Items listed in a dataset:
○ ○ ○ ○ ○ ○ ○

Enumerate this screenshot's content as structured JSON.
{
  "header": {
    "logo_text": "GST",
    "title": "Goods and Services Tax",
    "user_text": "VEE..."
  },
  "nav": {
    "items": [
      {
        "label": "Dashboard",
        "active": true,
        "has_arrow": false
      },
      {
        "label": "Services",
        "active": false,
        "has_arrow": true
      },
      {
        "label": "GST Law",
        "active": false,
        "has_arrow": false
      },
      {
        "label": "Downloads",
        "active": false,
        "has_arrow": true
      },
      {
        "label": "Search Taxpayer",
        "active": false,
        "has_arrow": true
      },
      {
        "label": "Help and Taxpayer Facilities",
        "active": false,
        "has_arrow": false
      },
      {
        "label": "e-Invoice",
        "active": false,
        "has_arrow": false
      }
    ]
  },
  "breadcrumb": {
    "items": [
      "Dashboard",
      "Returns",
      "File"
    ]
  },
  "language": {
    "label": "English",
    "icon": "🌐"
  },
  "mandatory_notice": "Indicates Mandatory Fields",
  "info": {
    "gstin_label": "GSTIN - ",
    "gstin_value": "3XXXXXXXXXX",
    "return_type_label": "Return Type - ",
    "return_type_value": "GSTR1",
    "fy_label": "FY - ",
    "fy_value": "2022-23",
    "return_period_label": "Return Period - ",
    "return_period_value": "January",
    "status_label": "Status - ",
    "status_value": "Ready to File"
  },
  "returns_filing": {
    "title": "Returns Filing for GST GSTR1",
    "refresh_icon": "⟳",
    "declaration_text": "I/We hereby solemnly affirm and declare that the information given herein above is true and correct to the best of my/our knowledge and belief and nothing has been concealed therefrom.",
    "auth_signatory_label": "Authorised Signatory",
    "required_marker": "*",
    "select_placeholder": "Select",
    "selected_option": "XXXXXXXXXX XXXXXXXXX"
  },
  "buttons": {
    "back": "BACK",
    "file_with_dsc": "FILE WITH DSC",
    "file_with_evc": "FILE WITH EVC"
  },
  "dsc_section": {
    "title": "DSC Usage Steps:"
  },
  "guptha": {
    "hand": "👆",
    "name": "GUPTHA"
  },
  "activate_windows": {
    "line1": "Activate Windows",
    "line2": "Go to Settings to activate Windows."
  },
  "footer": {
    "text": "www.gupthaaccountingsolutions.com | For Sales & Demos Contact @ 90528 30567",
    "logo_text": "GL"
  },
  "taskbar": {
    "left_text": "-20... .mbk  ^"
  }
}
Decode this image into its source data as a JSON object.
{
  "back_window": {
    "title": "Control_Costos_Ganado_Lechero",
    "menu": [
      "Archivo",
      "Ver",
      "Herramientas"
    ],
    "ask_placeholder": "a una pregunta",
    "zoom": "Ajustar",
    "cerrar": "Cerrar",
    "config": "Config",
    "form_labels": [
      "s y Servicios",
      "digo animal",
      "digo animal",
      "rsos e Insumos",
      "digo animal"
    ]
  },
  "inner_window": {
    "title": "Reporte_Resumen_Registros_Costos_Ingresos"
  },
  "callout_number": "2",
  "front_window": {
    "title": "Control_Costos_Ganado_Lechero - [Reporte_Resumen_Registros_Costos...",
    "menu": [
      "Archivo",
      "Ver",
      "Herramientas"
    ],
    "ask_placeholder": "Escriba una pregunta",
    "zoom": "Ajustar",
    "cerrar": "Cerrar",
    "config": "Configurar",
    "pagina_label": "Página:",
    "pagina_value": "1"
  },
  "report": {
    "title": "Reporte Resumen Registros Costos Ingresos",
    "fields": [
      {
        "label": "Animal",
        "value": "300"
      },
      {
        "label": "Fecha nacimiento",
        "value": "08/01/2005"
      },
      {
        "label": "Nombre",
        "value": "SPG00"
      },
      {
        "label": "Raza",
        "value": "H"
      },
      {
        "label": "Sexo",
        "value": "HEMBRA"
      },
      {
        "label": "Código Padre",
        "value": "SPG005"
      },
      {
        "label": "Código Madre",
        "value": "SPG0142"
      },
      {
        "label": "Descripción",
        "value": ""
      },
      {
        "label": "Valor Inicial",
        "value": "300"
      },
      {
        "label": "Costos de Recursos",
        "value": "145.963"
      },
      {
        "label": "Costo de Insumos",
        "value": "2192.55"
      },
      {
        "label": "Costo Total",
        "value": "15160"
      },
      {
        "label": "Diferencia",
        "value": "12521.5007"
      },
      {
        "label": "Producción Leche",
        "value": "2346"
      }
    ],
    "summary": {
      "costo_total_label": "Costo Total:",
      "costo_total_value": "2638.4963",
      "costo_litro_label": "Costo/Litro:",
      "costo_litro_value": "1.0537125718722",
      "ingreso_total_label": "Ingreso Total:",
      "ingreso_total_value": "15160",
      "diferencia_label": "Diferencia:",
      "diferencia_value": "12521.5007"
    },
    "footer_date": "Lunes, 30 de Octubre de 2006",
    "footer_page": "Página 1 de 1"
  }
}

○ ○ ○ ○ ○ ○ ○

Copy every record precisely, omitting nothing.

Enumerate this screenshot's content as structured JSON.
{
  "header": {
    "logo_text": "GST",
    "title": "Goods and Services Tax",
    "user_text": "VEE..."
  },
  "nav": {
    "items": [
      {
        "label": "Dashboard",
        "active": true,
        "has_arrow": false
      },
      {
        "label": "Services",
        "active": false,
        "has_arrow": true
      },
      {
        "label": "GST Law",
        "active": false,
        "has_arrow": false
      },
      {
        "label": "Downloads",
        "active": false,
        "has_arrow": true
      },
      {
        "label": "Search Taxpayer",
        "active": false,
        "has_arrow": true
      },
      {
        "label": "Help and Taxpayer Facilities",
        "active": false,
        "has_arrow": false
      },
      {
        "label": "e-Invoice",
        "active": false,
        "has_arrow": false
      }
    ]
  },
  "breadcrumb": {
    "items": [
      "Dashboard",
      "Returns",
      "File"
    ]
  },
  "language": {
    "label": "English",
    "icon": "🌐"
  },
  "mandatory_notice": "Indicates Mandatory Fields",
  "info": {
    "gstin_label": "GSTIN - ",
    "gstin_value": "3XXXXXXXXXX",
    "return_type_label": "Return Type - ",
    "return_type_value": "GSTR1",
    "fy_label": "FY - ",
    "fy_value": "2022-23",
    "return_period_label": "Return Period - ",
    "return_period_value": "January",
    "status_label": "Status - ",
    "status_value": "Ready to File"
  },
  "returns_filing": {
    "title": "Returns Filing for GST GSTR1",
    "refresh_icon": "⟳",
    "declaration_text": "I/We hereby solemnly affirm and declare that the information given herein above is true and correct to the best of my/our knowledge and belief and nothing has been concealed therefrom.",
    "auth_signatory_label": "Authorised Signatory",
    "required_marker": "*",
    "select_placeholder": "Select",
    "selected_option": "XXXXXXXXXX XXXXXXXXX"
  },
  "buttons": {
    "back": "BACK",
    "file_with_dsc": "FILE WITH DSC",
    "file_with_evc": "FILE WITH EVC"
  },
  "dsc_section": {
    "title": "DSC Usage Steps:"
  },
  "guptha": {
    "hand": "👆",
    "name": "GUPTHA"
  },
  "activate_windows": {
    "line1": "Activate Windows",
    "line2": "Go to Settings to activate Windows."
  },
  "footer": {
    "text": "www.gupthaaccountingsolutions.com | For Sales & Demos Contact @ 90528 30567",
    "logo_text": "GL"
  },
  "taskbar": {
    "left_text": "-20... .mbk  ^"
  }
}
Decode this image into its source data as a JSON object.
{
  "back_window": {
    "title": "Control_Costos_Ganado_Lechero",
    "menu": [
      "Archivo",
      "Ver",
      "Herramientas"
    ],
    "ask_placeholder": "a una pregunta",
    "zoom": "Ajustar",
    "cerrar": "Cerrar",
    "config": "Config",
    "form_labels": [
      "s y Servicios",
      "digo animal",
      "digo animal",
      "rsos e Insumos",
      "digo animal"
    ]
  },
  "inner_window": {
    "title": "Reporte_Resumen_Registros_Costos_Ingresos"
  },
  "callout_number": "2",
  "front_window": {
    "title": "Control_Costos_Ganado_Lechero - [Reporte_Resumen_Registros_Costos...",
    "menu": [
      "Archivo",
      "Ver",
      "Herramientas"
    ],
    "ask_placeholder": "Escriba una pregunta",
    "zoom": "Ajustar",
    "cerrar": "Cerrar",
    "config": "Configurar",
    "pagina_label": "Página:",
    "pagina_value": "1"
  },
  "report": {
    "title": "Reporte Resumen Registros Costos Ingresos",
    "fields": [
      {
        "label": "Animal",
        "value": "300"
      },
      {
        "label": "Fecha nacimiento",
        "value": "08/01/2005"
      },
      {
        "label": "Nombre",
        "value": "SPG00"
      },
      {
        "label": "Raza",
        "value": "H"
      },
      {
        "label": "Sexo",
        "value": "HEMBRA"
      },
      {
        "label": "Código Padre",
        "value": "SPG005"
      },
      {
        "label": "Código Madre",
        "value": "SPG0142"
      },
      {
        "label": "Descripción",
        "value": ""
      },
      {
        "label": "Valor Inicial",
        "value": "300"
      },
      {
        "label": "Costos de Recursos",
        "value": "145.963"
      },
      {
        "label": "Costo de Insumos",
        "value": "2192.55"
      },
      {
        "label": "Costo Total",
        "value": "15160"
      },
      {
        "label": "Diferencia",
        "value": "12521.5007"
      },
      {
        "label": "Producción Leche",
        "value": "2346"
      }
    ],
    "summary": {
      "costo_total_label": "Costo Total:",
      "costo_total_value": "2638.4963",
      "costo_litro_label": "Costo/Litro:",
      "costo_litro_value": "1.0537125718722",
      "ingreso_total_label": "Ingreso Total:",
      "ingreso_total_value": "15160",
      "diferencia_label": "Diferencia:",
      "diferencia_value": "12521.5007"
    },
    "footer_date": "Lunes, 30 de Octubre de 2006",
    "footer_page": "Página 1 de 1"
  }
}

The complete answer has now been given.